After I injured my knee I was looking for something to do that would keep me moving without further aggravating the knee. And, as with so much of what I do in my life (somewhat unfortunately but I’m working on it), I wanted to do something that would help me lose a bunch weight (that day!) or at the very least, not gain any.

But instead of a practice that focused on weight loss, burning calories or out-yogaing (that is a word) fellow classmates, what I got was a practice and a teacher whose focus is on the whole self, the importance of breathing, and listening non-judgementally to our bodies – no matter our shape, size or age.

I had a chance to talk to Lisa after class one afternoon and several things she said resonated with me;

This practice is about surrender and acceptance.

It’s about viewing our bodies more compassionately.

As we get older, our fitness is less about appearance and more about practicality – for example, a strong core might look good, but more importantly it means a healthier back.

And through regular practice with someone who gets the mind-body connection…

I’m learning that in the pause between the inhale and the exhale there’s a stillness and quietness that gives me strength.

I’m learning not to refer to my “bad” knee or “wonky” back, but instead be grateful for the knee that challenges me to listen more carefully to my body and as a result treat it better.

And I’m learning that even when you wipe-out so badly while attempting a pose, that you bounce off a wall and crumple to the floor (heretofore known as Drunken Wipeout Asana), it’s all good.

Initially I thought I’d just take yoga classes until my knee got better, but I’m so enamored with it now I’m thinking Na-ma-ste :-).  I couldn’t resist.

 

Lisa Cohen has been teaching Hot Style yoga for nearly 7 years with 100 hour certifications in both Hot Core Power Yoga and Hot Vinyasa yoga. She has recently finished her 200 hour yoga teacher training to become certified to teach Pranakriya yoga, a kripalu based hatha yoga lineage.
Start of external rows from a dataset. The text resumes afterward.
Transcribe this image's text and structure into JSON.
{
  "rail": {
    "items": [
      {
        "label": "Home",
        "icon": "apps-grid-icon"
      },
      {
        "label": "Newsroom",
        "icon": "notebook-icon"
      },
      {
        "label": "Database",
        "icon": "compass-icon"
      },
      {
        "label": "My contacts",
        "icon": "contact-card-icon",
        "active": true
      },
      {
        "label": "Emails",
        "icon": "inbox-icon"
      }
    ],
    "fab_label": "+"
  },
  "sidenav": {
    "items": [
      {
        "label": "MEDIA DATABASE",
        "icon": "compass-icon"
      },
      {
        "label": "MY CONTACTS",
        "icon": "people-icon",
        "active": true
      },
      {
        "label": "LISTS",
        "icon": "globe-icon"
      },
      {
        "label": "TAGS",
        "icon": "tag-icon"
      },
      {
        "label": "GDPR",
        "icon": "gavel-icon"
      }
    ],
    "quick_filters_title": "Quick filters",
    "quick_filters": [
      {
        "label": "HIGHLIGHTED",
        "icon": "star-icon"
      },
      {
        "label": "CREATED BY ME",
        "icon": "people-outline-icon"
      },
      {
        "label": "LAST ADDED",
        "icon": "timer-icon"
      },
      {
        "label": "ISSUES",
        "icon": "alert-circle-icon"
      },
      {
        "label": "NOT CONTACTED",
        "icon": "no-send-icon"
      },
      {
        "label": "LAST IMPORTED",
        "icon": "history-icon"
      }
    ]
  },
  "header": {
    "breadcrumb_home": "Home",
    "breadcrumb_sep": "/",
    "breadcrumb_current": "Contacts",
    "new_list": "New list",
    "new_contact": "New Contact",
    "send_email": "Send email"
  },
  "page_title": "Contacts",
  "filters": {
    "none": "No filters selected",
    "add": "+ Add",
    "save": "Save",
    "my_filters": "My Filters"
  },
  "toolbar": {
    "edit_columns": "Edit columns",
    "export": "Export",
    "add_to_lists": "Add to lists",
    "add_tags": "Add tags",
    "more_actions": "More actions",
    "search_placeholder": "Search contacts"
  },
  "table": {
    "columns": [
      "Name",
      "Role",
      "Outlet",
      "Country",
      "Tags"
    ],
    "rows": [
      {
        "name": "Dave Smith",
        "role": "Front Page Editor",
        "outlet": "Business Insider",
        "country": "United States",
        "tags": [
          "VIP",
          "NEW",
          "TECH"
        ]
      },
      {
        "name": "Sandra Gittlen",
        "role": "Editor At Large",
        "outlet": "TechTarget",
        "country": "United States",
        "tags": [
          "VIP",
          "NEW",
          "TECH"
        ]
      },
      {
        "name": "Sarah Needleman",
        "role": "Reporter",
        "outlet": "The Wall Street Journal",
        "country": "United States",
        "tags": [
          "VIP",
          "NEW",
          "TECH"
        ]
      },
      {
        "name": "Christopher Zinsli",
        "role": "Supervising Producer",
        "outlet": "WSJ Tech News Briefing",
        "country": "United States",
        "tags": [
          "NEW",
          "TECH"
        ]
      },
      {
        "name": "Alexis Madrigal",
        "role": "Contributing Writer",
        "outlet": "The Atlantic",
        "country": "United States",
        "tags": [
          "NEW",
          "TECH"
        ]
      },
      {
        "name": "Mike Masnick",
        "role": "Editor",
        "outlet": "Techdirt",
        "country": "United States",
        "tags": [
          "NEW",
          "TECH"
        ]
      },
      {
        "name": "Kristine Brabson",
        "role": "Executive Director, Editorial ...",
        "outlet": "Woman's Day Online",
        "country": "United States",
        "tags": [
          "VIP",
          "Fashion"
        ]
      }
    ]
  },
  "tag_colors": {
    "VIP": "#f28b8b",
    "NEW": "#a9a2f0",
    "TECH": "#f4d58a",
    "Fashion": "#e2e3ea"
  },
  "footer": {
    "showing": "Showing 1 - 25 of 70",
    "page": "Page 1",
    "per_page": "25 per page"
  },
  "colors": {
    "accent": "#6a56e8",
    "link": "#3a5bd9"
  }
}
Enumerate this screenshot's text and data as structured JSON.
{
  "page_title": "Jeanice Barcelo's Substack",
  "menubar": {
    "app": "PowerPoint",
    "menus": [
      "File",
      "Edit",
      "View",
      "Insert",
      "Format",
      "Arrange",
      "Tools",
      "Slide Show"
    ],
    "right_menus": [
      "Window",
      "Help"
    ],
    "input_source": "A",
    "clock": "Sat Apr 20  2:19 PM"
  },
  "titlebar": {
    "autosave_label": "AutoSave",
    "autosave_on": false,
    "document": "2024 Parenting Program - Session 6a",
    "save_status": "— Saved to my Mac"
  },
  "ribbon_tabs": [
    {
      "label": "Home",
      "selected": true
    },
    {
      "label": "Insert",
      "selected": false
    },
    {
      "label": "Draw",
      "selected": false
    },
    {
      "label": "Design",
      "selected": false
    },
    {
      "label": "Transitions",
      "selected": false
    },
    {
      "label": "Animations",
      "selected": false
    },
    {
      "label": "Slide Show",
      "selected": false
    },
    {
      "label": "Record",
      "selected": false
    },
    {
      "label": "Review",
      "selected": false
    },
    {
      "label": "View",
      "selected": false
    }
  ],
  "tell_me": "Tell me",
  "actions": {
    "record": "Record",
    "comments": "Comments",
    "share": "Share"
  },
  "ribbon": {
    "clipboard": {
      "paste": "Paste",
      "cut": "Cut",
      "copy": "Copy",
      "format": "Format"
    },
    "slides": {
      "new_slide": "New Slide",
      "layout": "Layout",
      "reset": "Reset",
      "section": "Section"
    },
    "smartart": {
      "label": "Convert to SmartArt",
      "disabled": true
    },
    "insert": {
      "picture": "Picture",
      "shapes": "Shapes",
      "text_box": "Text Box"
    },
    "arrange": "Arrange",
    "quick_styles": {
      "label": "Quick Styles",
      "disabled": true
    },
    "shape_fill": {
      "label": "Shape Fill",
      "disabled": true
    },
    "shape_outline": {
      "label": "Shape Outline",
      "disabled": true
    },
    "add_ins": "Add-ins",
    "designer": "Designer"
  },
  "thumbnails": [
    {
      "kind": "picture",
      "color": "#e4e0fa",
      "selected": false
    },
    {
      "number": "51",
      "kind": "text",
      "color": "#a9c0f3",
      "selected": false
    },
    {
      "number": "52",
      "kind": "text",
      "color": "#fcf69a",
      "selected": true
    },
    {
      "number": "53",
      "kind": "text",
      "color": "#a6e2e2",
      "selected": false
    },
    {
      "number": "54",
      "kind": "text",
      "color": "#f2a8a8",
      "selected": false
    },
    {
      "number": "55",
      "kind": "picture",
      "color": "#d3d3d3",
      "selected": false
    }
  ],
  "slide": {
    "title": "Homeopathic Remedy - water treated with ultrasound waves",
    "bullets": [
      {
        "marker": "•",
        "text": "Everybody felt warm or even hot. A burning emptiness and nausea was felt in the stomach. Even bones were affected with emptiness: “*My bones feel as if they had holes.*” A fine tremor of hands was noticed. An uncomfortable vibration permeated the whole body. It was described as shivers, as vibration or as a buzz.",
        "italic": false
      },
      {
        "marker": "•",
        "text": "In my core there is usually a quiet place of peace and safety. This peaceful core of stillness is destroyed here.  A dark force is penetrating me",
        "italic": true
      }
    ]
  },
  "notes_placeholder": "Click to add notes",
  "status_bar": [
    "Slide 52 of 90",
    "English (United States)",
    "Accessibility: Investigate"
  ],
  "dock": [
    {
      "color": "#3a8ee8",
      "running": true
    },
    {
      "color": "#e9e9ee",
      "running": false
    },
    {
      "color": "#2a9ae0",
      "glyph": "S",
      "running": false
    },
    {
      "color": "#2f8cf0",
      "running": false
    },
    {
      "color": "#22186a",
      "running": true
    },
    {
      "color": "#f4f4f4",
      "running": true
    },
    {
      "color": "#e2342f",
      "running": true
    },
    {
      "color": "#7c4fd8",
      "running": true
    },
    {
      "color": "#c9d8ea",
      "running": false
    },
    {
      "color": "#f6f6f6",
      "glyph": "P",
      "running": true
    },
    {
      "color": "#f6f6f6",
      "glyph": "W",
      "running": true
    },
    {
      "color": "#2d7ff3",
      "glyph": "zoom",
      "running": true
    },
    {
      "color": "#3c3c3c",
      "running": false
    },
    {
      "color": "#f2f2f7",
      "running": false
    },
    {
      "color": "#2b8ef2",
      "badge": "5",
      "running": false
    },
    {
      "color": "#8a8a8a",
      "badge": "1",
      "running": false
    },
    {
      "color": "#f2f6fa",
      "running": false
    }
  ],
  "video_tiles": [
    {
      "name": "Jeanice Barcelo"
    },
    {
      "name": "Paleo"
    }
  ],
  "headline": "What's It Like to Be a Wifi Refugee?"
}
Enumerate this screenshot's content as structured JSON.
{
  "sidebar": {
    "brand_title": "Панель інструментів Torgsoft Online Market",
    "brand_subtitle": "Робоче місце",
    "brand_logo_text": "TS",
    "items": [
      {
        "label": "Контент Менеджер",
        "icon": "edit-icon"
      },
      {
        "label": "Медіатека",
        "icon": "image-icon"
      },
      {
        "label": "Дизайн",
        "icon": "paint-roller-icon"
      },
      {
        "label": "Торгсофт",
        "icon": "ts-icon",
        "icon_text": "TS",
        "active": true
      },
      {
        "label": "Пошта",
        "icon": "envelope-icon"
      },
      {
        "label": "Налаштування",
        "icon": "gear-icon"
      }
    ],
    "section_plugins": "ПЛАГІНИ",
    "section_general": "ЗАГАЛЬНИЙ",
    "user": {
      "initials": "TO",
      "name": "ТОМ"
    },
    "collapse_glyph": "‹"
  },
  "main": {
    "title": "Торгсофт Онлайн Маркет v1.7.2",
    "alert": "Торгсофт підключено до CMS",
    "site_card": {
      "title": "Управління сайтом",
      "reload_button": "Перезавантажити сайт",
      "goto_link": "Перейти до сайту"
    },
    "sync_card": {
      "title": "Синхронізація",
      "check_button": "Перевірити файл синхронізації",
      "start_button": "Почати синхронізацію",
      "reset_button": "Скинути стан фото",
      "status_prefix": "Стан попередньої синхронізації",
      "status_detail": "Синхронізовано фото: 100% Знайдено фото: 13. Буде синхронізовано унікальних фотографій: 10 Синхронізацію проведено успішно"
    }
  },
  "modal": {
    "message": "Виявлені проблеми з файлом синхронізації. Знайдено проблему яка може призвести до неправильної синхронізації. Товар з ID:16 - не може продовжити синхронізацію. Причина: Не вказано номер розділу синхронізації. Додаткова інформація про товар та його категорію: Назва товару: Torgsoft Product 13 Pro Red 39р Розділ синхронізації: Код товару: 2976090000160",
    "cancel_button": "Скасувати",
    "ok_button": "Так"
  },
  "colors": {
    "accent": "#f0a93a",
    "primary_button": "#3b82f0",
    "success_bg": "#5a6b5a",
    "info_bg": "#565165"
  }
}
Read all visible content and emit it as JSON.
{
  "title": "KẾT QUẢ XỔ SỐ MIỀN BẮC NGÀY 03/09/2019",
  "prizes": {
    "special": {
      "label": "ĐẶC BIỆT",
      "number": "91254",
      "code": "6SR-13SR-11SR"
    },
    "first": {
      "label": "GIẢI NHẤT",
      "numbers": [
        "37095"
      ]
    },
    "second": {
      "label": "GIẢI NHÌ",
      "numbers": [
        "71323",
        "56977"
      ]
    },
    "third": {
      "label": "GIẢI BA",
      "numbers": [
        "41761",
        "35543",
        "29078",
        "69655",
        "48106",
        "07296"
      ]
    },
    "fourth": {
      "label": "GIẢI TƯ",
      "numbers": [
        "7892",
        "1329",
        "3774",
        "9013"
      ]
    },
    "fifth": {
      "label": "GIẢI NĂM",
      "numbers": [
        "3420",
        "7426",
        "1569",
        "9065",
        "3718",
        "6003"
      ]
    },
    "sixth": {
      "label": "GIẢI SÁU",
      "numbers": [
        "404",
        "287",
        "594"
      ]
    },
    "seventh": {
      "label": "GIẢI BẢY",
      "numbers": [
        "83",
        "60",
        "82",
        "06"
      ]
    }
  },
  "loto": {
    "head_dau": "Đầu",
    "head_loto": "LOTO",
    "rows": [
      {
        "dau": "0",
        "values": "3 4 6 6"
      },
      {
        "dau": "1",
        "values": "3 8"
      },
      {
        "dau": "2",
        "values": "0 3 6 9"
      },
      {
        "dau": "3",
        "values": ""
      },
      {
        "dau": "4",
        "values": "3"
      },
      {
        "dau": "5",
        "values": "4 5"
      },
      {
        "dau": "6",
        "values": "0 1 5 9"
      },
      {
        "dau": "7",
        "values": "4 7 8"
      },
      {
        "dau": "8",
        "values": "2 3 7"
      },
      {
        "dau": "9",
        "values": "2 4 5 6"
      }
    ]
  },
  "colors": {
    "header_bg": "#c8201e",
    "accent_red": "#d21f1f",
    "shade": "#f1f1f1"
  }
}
You can learn more about Lisa, her very  affordable yoga classes, and Decatur Atlanta Yoga for All Bodies here.